EXERCISE INPUT:
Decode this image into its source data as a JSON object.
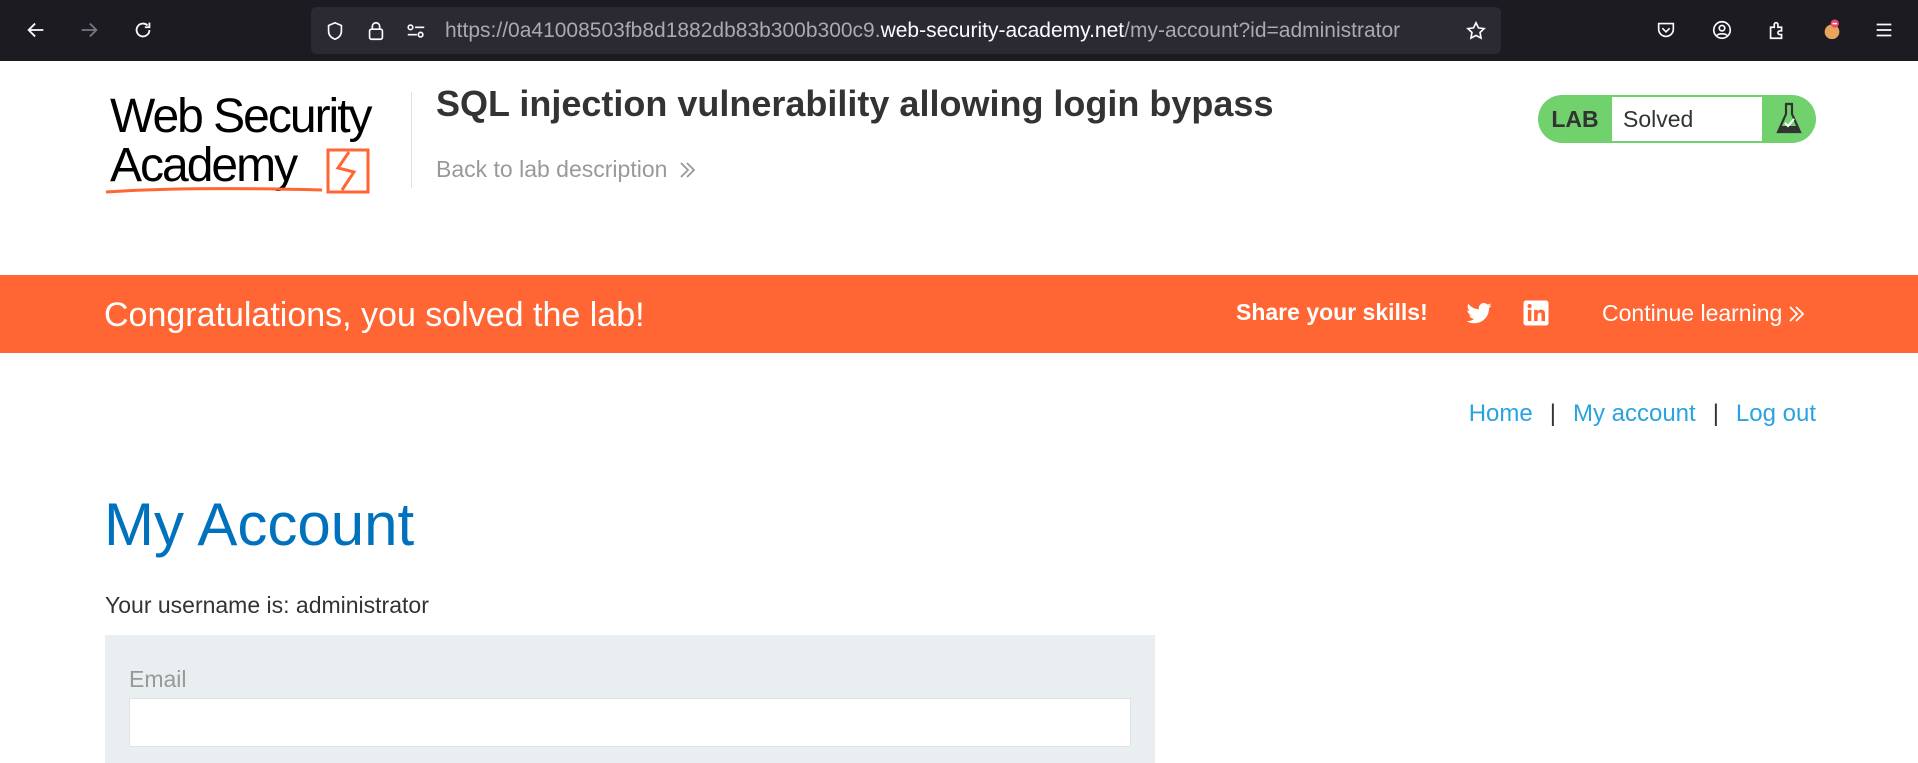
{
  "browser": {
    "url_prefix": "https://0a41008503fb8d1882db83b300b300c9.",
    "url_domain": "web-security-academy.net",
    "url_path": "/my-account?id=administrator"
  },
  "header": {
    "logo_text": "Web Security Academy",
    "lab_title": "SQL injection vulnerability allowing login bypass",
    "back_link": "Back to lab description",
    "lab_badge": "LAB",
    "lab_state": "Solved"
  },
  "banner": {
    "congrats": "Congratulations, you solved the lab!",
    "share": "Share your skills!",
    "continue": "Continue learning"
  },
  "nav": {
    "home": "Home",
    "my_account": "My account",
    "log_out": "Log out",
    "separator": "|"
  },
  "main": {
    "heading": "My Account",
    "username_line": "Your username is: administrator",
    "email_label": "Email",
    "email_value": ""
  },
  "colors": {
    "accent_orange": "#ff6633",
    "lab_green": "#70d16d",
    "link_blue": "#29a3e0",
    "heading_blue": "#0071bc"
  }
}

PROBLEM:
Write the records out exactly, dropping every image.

SOLUTION FOR THIS EXERCISE:
Decode this image into its source data as a JSON object.
{
  "browser": {
    "url_prefix": "https://0a41008503fb8d1882db83b300b300c9.",
    "url_domain": "web-security-academy.net",
    "url_path": "/my-account?id=administrator"
  },
  "header": {
    "logo_text": "Web Security Academy",
    "lab_title": "SQL injection vulnerability allowing login bypass",
    "back_link": "Back to lab description",
    "lab_badge": "LAB",
    "lab_state": "Solved"
  },
  "banner": {
    "congrats": "Congratulations, you solved the lab!",
    "share": "Share your skills!",
    "continue": "Continue learning"
  },
  "nav": {
    "home": "Home",
    "my_account": "My account",
    "log_out": "Log out",
    "separator": "|"
  },
  "main": {
    "heading": "My Account",
    "username_line": "Your username is: administrator",
    "email_label": "Email",
    "email_value": ""
  },
  "colors": {
    "accent_orange": "#ff6633",
    "lab_green": "#70d16d",
    "link_blue": "#29a3e0",
    "heading_blue": "#0071bc"
  }
}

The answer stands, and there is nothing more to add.